Their own poor, that is: life was much tougher for those who had been forced to migrate in search of work outside their own villages. The Privy Councils of Queen Elizabeth and the two King Jameses handed the job of local government to parish ‘vestries’, the equivalent of today’s parochial parish councils but with vastly more responsibilities. Among other duties, the vestry was required to raise the Poor Rate from those in the parish who could afford to pay it, and to appoint Overseers of the Poor who would spend the money looking after those in need. Two Overseers were appointed each year, usually well-respected yeoman farmers who received no payment for their hard work.
Those who paid the Poor Rate resented their money going to anyone who did not belong in the parish, and one of the jobs of the Overseers was to hunt out and drive away the ‘vagrant poor’. For country people, farming was the only form of employment, work was seasonal and agricultural labourers were employed on the equivalent of zero hours contracts: in bad years they would be forced to take their tools and families on the road to seek employment in other parishes. They often built shanty huts on waste land in the hope that they could remain unmolested for six months, after which they would qualify as residents of that parish. Thomas Turner, a 17thcentury Overseer of East Hoathly in Sussex wrote a vivid account of his efforts to track down and evict migrant labourers this included arranging shotgun weddings for single pregnant women, to prevent them giving birth to babies in the parish who would thereby qualify for relief.

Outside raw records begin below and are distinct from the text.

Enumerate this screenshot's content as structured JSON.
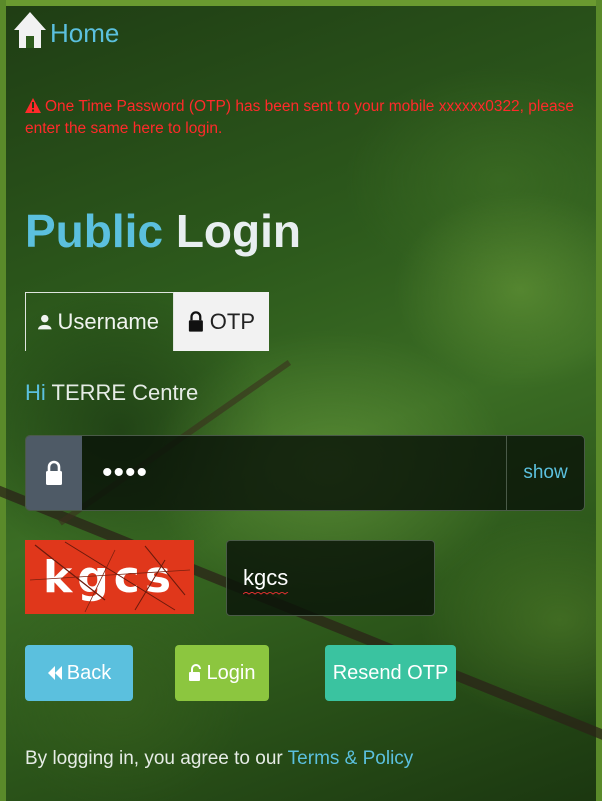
{
  "nav": {
    "home_label": "Home"
  },
  "alert": {
    "message": "One Time Password (OTP) has been sent to your mobile xxxxxx0322, please enter the same here to login."
  },
  "title": {
    "strong": "Public",
    "light": "Login"
  },
  "tabs": [
    {
      "label": "Username",
      "icon": "user-icon"
    },
    {
      "label": "OTP",
      "icon": "lock-icon",
      "active": true
    }
  ],
  "greeting": {
    "hi": "Hi",
    "name": "TERRE Centre"
  },
  "otp_field": {
    "value": "••••",
    "toggle_label": "show"
  },
  "captcha": {
    "image_text": "kgcs",
    "input_value": "kgcs"
  },
  "buttons": {
    "back": "Back",
    "login": "Login",
    "resend": "Resend OTP"
  },
  "footer": {
    "agree_text": "By logging in, you agree to our",
    "terms_link": "Terms & Policy"
  },
  "colors": {
    "accent": "#5bc0de",
    "error": "#ff2a2a",
    "login_green": "#8cc63f",
    "resend_teal": "#3ac3a0",
    "captcha_red": "#e0371b"
  }
}
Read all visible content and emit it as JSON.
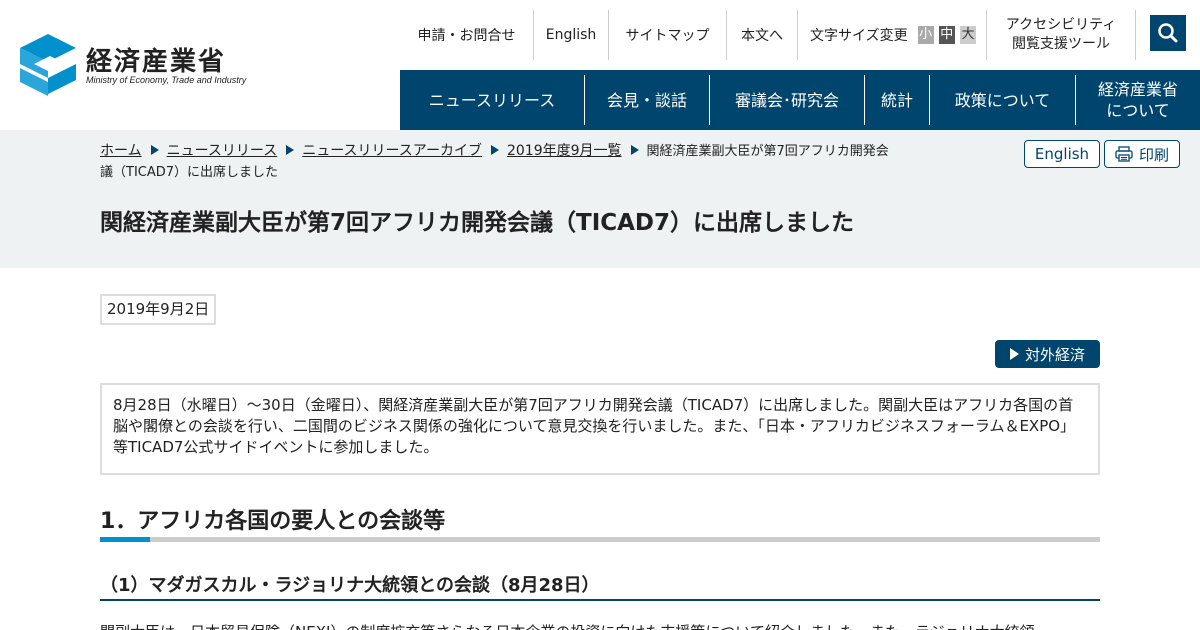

Meanwhile, the ‘deserving poor’ were well looked after. The account books of East Meon’s Overseers record the purchase of ample food, soap, candles, beer and work tools on behalf of the poor; medical expenses were provided and most paupers were housed either with relatives or in accommodation provided by the parish. Those who could were expected to work – and the Overseers’ accounts show that most poor women did spinning, while the men were put out to do farm work. In the 1780s, Gilbert White wrote about nearby Selborne: ‘we abound with poor; many of whom are sober and industrious, live comfortably in good stone or brick cottages, which are glazed and have chambers above stairs… Besides employment from husbandry, the men work in hop gardens … and fell and bark timber … the women weed the corn’.
Selborne does not appear to have had a workhouse, while East Meon’s was built in 1727. It appears to have been a humane and caring establishment; births, marriages and deaths are recorded there, and the cost of paupers’ coffins and burials are recorded in the accounts. It wasn’t until the 1830s that poverty was labelled a social evil and a burden on society; responsibility for local government was taken away from parishes and given to town and district councils, village workhouses and overseers were abolished and East Meon’s poor were moved to the Union workhouse in Petersfield.